Entries from a dataset of interfaces

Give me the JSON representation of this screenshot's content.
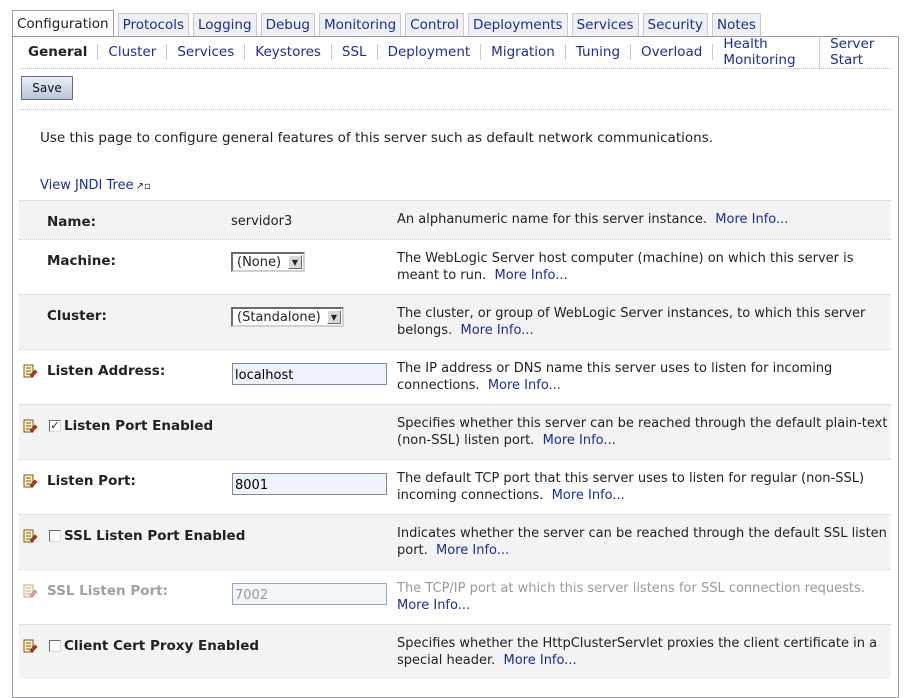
{
  "tabs": [
    "Configuration",
    "Protocols",
    "Logging",
    "Debug",
    "Monitoring",
    "Control",
    "Deployments",
    "Services",
    "Security",
    "Notes"
  ],
  "subtabs": [
    "General",
    "Cluster",
    "Services",
    "Keystores",
    "SSL",
    "Deployment",
    "Migration",
    "Tuning",
    "Overload",
    "Health Monitoring",
    "Server Start"
  ],
  "save_label": "Save",
  "intro": "Use this page to configure general features of this server such as default network communications.",
  "jndi_link": "View JNDI Tree",
  "fields": {
    "name": {
      "label": "Name:",
      "value": "servidor3",
      "help": "An alphanumeric name for this server instance.",
      "more": "More Info..."
    },
    "machine": {
      "label": "Machine:",
      "value": "(None)",
      "help": "The WebLogic Server host computer (machine) on which this server is meant to run.",
      "more": "More Info..."
    },
    "cluster": {
      "label": "Cluster:",
      "value": "(Standalone)",
      "help": "The cluster, or group of WebLogic Server instances, to which this server belongs.",
      "more": "More Info..."
    },
    "listen_address": {
      "label": "Listen Address:",
      "value": "localhost",
      "help": "The IP address or DNS name this server uses to listen for incoming connections.",
      "more": "More Info..."
    },
    "listen_port_enabled": {
      "label": "Listen Port Enabled",
      "checked": true,
      "help": "Specifies whether this server can be reached through the default plain-text (non-SSL) listen port.",
      "more": "More Info..."
    },
    "listen_port": {
      "label": "Listen Port:",
      "value": "8001",
      "help": "The default TCP port that this server uses to listen for regular (non-SSL) incoming connections.",
      "more": "More Info..."
    },
    "ssl_listen_port_enabled": {
      "label": "SSL Listen Port Enabled",
      "checked": false,
      "help": "Indicates whether the server can be reached through the default SSL listen port.",
      "more": "More Info..."
    },
    "ssl_listen_port": {
      "label": "SSL Listen Port:",
      "value": "7002",
      "disabled": true,
      "help": "The TCP/IP port at which this server listens for SSL connection requests.",
      "more": "More Info..."
    },
    "client_cert_proxy_enabled": {
      "label": "Client Cert Proxy Enabled",
      "checked": false,
      "help": "Specifies whether the HttpClusterServlet proxies the client certificate in a special header.",
      "more": "More Info..."
    }
  },
  "checkmark": "✓",
  "colors": {
    "link": "#1a2d9c",
    "shade": "#f3f3f3",
    "border": "#9aa0aa"
  }
}
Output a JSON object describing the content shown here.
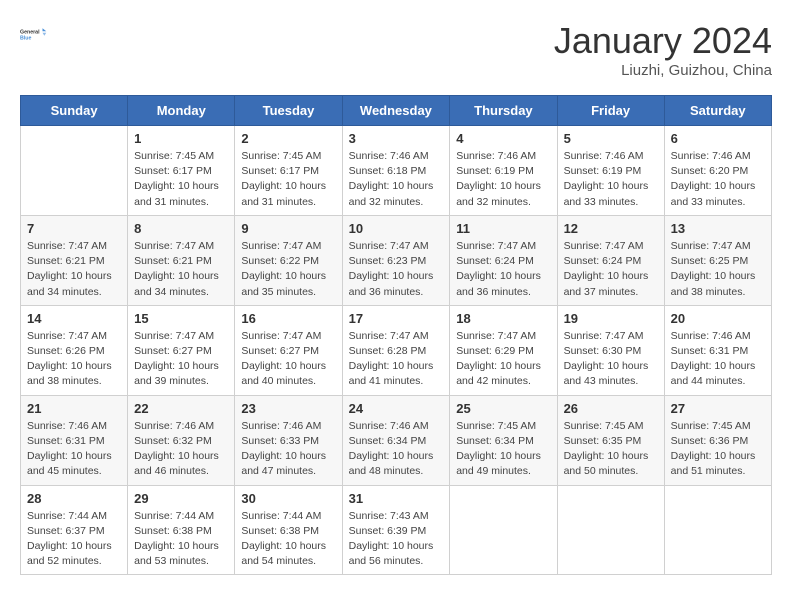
{
  "header": {
    "logo_line1": "General",
    "logo_line2": "Blue",
    "title": "January 2024",
    "subtitle": "Liuzhi, Guizhou, China"
  },
  "days_of_week": [
    "Sunday",
    "Monday",
    "Tuesday",
    "Wednesday",
    "Thursday",
    "Friday",
    "Saturday"
  ],
  "weeks": [
    [
      {
        "num": "",
        "info": ""
      },
      {
        "num": "1",
        "info": "Sunrise: 7:45 AM\nSunset: 6:17 PM\nDaylight: 10 hours\nand 31 minutes."
      },
      {
        "num": "2",
        "info": "Sunrise: 7:45 AM\nSunset: 6:17 PM\nDaylight: 10 hours\nand 31 minutes."
      },
      {
        "num": "3",
        "info": "Sunrise: 7:46 AM\nSunset: 6:18 PM\nDaylight: 10 hours\nand 32 minutes."
      },
      {
        "num": "4",
        "info": "Sunrise: 7:46 AM\nSunset: 6:19 PM\nDaylight: 10 hours\nand 32 minutes."
      },
      {
        "num": "5",
        "info": "Sunrise: 7:46 AM\nSunset: 6:19 PM\nDaylight: 10 hours\nand 33 minutes."
      },
      {
        "num": "6",
        "info": "Sunrise: 7:46 AM\nSunset: 6:20 PM\nDaylight: 10 hours\nand 33 minutes."
      }
    ],
    [
      {
        "num": "7",
        "info": "Sunrise: 7:47 AM\nSunset: 6:21 PM\nDaylight: 10 hours\nand 34 minutes."
      },
      {
        "num": "8",
        "info": "Sunrise: 7:47 AM\nSunset: 6:21 PM\nDaylight: 10 hours\nand 34 minutes."
      },
      {
        "num": "9",
        "info": "Sunrise: 7:47 AM\nSunset: 6:22 PM\nDaylight: 10 hours\nand 35 minutes."
      },
      {
        "num": "10",
        "info": "Sunrise: 7:47 AM\nSunset: 6:23 PM\nDaylight: 10 hours\nand 36 minutes."
      },
      {
        "num": "11",
        "info": "Sunrise: 7:47 AM\nSunset: 6:24 PM\nDaylight: 10 hours\nand 36 minutes."
      },
      {
        "num": "12",
        "info": "Sunrise: 7:47 AM\nSunset: 6:24 PM\nDaylight: 10 hours\nand 37 minutes."
      },
      {
        "num": "13",
        "info": "Sunrise: 7:47 AM\nSunset: 6:25 PM\nDaylight: 10 hours\nand 38 minutes."
      }
    ],
    [
      {
        "num": "14",
        "info": "Sunrise: 7:47 AM\nSunset: 6:26 PM\nDaylight: 10 hours\nand 38 minutes."
      },
      {
        "num": "15",
        "info": "Sunrise: 7:47 AM\nSunset: 6:27 PM\nDaylight: 10 hours\nand 39 minutes."
      },
      {
        "num": "16",
        "info": "Sunrise: 7:47 AM\nSunset: 6:27 PM\nDaylight: 10 hours\nand 40 minutes."
      },
      {
        "num": "17",
        "info": "Sunrise: 7:47 AM\nSunset: 6:28 PM\nDaylight: 10 hours\nand 41 minutes."
      },
      {
        "num": "18",
        "info": "Sunrise: 7:47 AM\nSunset: 6:29 PM\nDaylight: 10 hours\nand 42 minutes."
      },
      {
        "num": "19",
        "info": "Sunrise: 7:47 AM\nSunset: 6:30 PM\nDaylight: 10 hours\nand 43 minutes."
      },
      {
        "num": "20",
        "info": "Sunrise: 7:46 AM\nSunset: 6:31 PM\nDaylight: 10 hours\nand 44 minutes."
      }
    ],
    [
      {
        "num": "21",
        "info": "Sunrise: 7:46 AM\nSunset: 6:31 PM\nDaylight: 10 hours\nand 45 minutes."
      },
      {
        "num": "22",
        "info": "Sunrise: 7:46 AM\nSunset: 6:32 PM\nDaylight: 10 hours\nand 46 minutes."
      },
      {
        "num": "23",
        "info": "Sunrise: 7:46 AM\nSunset: 6:33 PM\nDaylight: 10 hours\nand 47 minutes."
      },
      {
        "num": "24",
        "info": "Sunrise: 7:46 AM\nSunset: 6:34 PM\nDaylight: 10 hours\nand 48 minutes."
      },
      {
        "num": "25",
        "info": "Sunrise: 7:45 AM\nSunset: 6:34 PM\nDaylight: 10 hours\nand 49 minutes."
      },
      {
        "num": "26",
        "info": "Sunrise: 7:45 AM\nSunset: 6:35 PM\nDaylight: 10 hours\nand 50 minutes."
      },
      {
        "num": "27",
        "info": "Sunrise: 7:45 AM\nSunset: 6:36 PM\nDaylight: 10 hours\nand 51 minutes."
      }
    ],
    [
      {
        "num": "28",
        "info": "Sunrise: 7:44 AM\nSunset: 6:37 PM\nDaylight: 10 hours\nand 52 minutes."
      },
      {
        "num": "29",
        "info": "Sunrise: 7:44 AM\nSunset: 6:38 PM\nDaylight: 10 hours\nand 53 minutes."
      },
      {
        "num": "30",
        "info": "Sunrise: 7:44 AM\nSunset: 6:38 PM\nDaylight: 10 hours\nand 54 minutes."
      },
      {
        "num": "31",
        "info": "Sunrise: 7:43 AM\nSunset: 6:39 PM\nDaylight: 10 hours\nand 56 minutes."
      },
      {
        "num": "",
        "info": ""
      },
      {
        "num": "",
        "info": ""
      },
      {
        "num": "",
        "info": ""
      }
    ]
  ]
}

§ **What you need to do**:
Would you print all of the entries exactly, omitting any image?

§ **Response area**:
Give me the JSON representation of this screenshot's content.
{
  "tabs": [
    "Configuration",
    "Protocols",
    "Logging",
    "Debug",
    "Monitoring",
    "Control",
    "Deployments",
    "Services",
    "Security",
    "Notes"
  ],
  "subtabs": [
    "General",
    "Cluster",
    "Services",
    "Keystores",
    "SSL",
    "Deployment",
    "Migration",
    "Tuning",
    "Overload",
    "Health Monitoring",
    "Server Start"
  ],
  "save_label": "Save",
  "intro": "Use this page to configure general features of this server such as default network communications.",
  "jndi_link": "View JNDI Tree",
  "fields": {
    "name": {
      "label": "Name:",
      "value": "servidor3",
      "help": "An alphanumeric name for this server instance.",
      "more": "More Info..."
    },
    "machine": {
      "label": "Machine:",
      "value": "(None)",
      "help": "The WebLogic Server host computer (machine) on which this server is meant to run.",
      "more": "More Info..."
    },
    "cluster": {
      "label": "Cluster:",
      "value": "(Standalone)",
      "help": "The cluster, or group of WebLogic Server instances, to which this server belongs.",
      "more": "More Info..."
    },
    "listen_address": {
      "label": "Listen Address:",
      "value": "localhost",
      "help": "The IP address or DNS name this server uses to listen for incoming connections.",
      "more": "More Info..."
    },
    "listen_port_enabled": {
      "label": "Listen Port Enabled",
      "checked": true,
      "help": "Specifies whether this server can be reached through the default plain-text (non-SSL) listen port.",
      "more": "More Info..."
    },
    "listen_port": {
      "label": "Listen Port:",
      "value": "8001",
      "help": "The default TCP port that this server uses to listen for regular (non-SSL) incoming connections.",
      "more": "More Info..."
    },
    "ssl_listen_port_enabled": {
      "label": "SSL Listen Port Enabled",
      "checked": false,
      "help": "Indicates whether the server can be reached through the default SSL listen port.",
      "more": "More Info..."
    },
    "ssl_listen_port": {
      "label": "SSL Listen Port:",
      "value": "7002",
      "disabled": true,
      "help": "The TCP/IP port at which this server listens for SSL connection requests.",
      "more": "More Info..."
    },
    "client_cert_proxy_enabled": {
      "label": "Client Cert Proxy Enabled",
      "checked": false,
      "help": "Specifies whether the HttpClusterServlet proxies the client certificate in a special header.",
      "more": "More Info..."
    }
  },
  "checkmark": "✓",
  "colors": {
    "link": "#1a2d9c",
    "shade": "#f3f3f3",
    "border": "#9aa0aa"
  }
}
Output a JSON object describing the content shown here.
{
  "header": {
    "logo_line1": "General",
    "logo_line2": "Blue",
    "title": "January 2024",
    "subtitle": "Liuzhi, Guizhou, China"
  },
  "days_of_week": [
    "Sunday",
    "Monday",
    "Tuesday",
    "Wednesday",
    "Thursday",
    "Friday",
    "Saturday"
  ],
  "weeks": [
    [
      {
        "num": "",
        "info": ""
      },
      {
        "num": "1",
        "info": "Sunrise: 7:45 AM\nSunset: 6:17 PM\nDaylight: 10 hours\nand 31 minutes."
      },
      {
        "num": "2",
        "info": "Sunrise: 7:45 AM\nSunset: 6:17 PM\nDaylight: 10 hours\nand 31 minutes."
      },
      {
        "num": "3",
        "info": "Sunrise: 7:46 AM\nSunset: 6:18 PM\nDaylight: 10 hours\nand 32 minutes."
      },
      {
        "num": "4",
        "info": "Sunrise: 7:46 AM\nSunset: 6:19 PM\nDaylight: 10 hours\nand 32 minutes."
      },
      {
        "num": "5",
        "info": "Sunrise: 7:46 AM\nSunset: 6:19 PM\nDaylight: 10 hours\nand 33 minutes."
      },
      {
        "num": "6",
        "info": "Sunrise: 7:46 AM\nSunset: 6:20 PM\nDaylight: 10 hours\nand 33 minutes."
      }
    ],
    [
      {
        "num": "7",
        "info": "Sunrise: 7:47 AM\nSunset: 6:21 PM\nDaylight: 10 hours\nand 34 minutes."
      },
      {
        "num": "8",
        "info": "Sunrise: 7:47 AM\nSunset: 6:21 PM\nDaylight: 10 hours\nand 34 minutes."
      },
      {
        "num": "9",
        "info": "Sunrise: 7:47 AM\nSunset: 6:22 PM\nDaylight: 10 hours\nand 35 minutes."
      },
      {
        "num": "10",
        "info": "Sunrise: 7:47 AM\nSunset: 6:23 PM\nDaylight: 10 hours\nand 36 minutes."
      },
      {
        "num": "11",
        "info": "Sunrise: 7:47 AM\nSunset: 6:24 PM\nDaylight: 10 hours\nand 36 minutes."
      },
      {
        "num": "12",
        "info": "Sunrise: 7:47 AM\nSunset: 6:24 PM\nDaylight: 10 hours\nand 37 minutes."
      },
      {
        "num": "13",
        "info": "Sunrise: 7:47 AM\nSunset: 6:25 PM\nDaylight: 10 hours\nand 38 minutes."
      }
    ],
    [
      {
        "num": "14",
        "info": "Sunrise: 7:47 AM\nSunset: 6:26 PM\nDaylight: 10 hours\nand 38 minutes."
      },
      {
        "num": "15",
        "info": "Sunrise: 7:47 AM\nSunset: 6:27 PM\nDaylight: 10 hours\nand 39 minutes."
      },
      {
        "num": "16",
        "info": "Sunrise: 7:47 AM\nSunset: 6:27 PM\nDaylight: 10 hours\nand 40 minutes."
      },
      {
        "num": "17",
        "info": "Sunrise: 7:47 AM\nSunset: 6:28 PM\nDaylight: 10 hours\nand 41 minutes."
      },
      {
        "num": "18",
        "info": "Sunrise: 7:47 AM\nSunset: 6:29 PM\nDaylight: 10 hours\nand 42 minutes."
      },
      {
        "num": "19",
        "info": "Sunrise: 7:47 AM\nSunset: 6:30 PM\nDaylight: 10 hours\nand 43 minutes."
      },
      {
        "num": "20",
        "info": "Sunrise: 7:46 AM\nSunset: 6:31 PM\nDaylight: 10 hours\nand 44 minutes."
      }
    ],
    [
      {
        "num": "21",
        "info": "Sunrise: 7:46 AM\nSunset: 6:31 PM\nDaylight: 10 hours\nand 45 minutes."
      },
      {
        "num": "22",
        "info": "Sunrise: 7:46 AM\nSunset: 6:32 PM\nDaylight: 10 hours\nand 46 minutes."
      },
      {
        "num": "23",
        "info": "Sunrise: 7:46 AM\nSunset: 6:33 PM\nDaylight: 10 hours\nand 47 minutes."
      },
      {
        "num": "24",
        "info": "Sunrise: 7:46 AM\nSunset: 6:34 PM\nDaylight: 10 hours\nand 48 minutes."
      },
      {
        "num": "25",
        "info": "Sunrise: 7:45 AM\nSunset: 6:34 PM\nDaylight: 10 hours\nand 49 minutes."
      },
      {
        "num": "26",
        "info": "Sunrise: 7:45 AM\nSunset: 6:35 PM\nDaylight: 10 hours\nand 50 minutes."
      },
      {
        "num": "27",
        "info": "Sunrise: 7:45 AM\nSunset: 6:36 PM\nDaylight: 10 hours\nand 51 minutes."
      }
    ],
    [
      {
        "num": "28",
        "info": "Sunrise: 7:44 AM\nSunset: 6:37 PM\nDaylight: 10 hours\nand 52 minutes."
      },
      {
        "num": "29",
        "info": "Sunrise: 7:44 AM\nSunset: 6:38 PM\nDaylight: 10 hours\nand 53 minutes."
      },
      {
        "num": "30",
        "info": "Sunrise: 7:44 AM\nSunset: 6:38 PM\nDaylight: 10 hours\nand 54 minutes."
      },
      {
        "num": "31",
        "info": "Sunrise: 7:43 AM\nSunset: 6:39 PM\nDaylight: 10 hours\nand 56 minutes."
      },
      {
        "num": "",
        "info": ""
      },
      {
        "num": "",
        "info": ""
      },
      {
        "num": "",
        "info": ""
      }
    ]
  ]
}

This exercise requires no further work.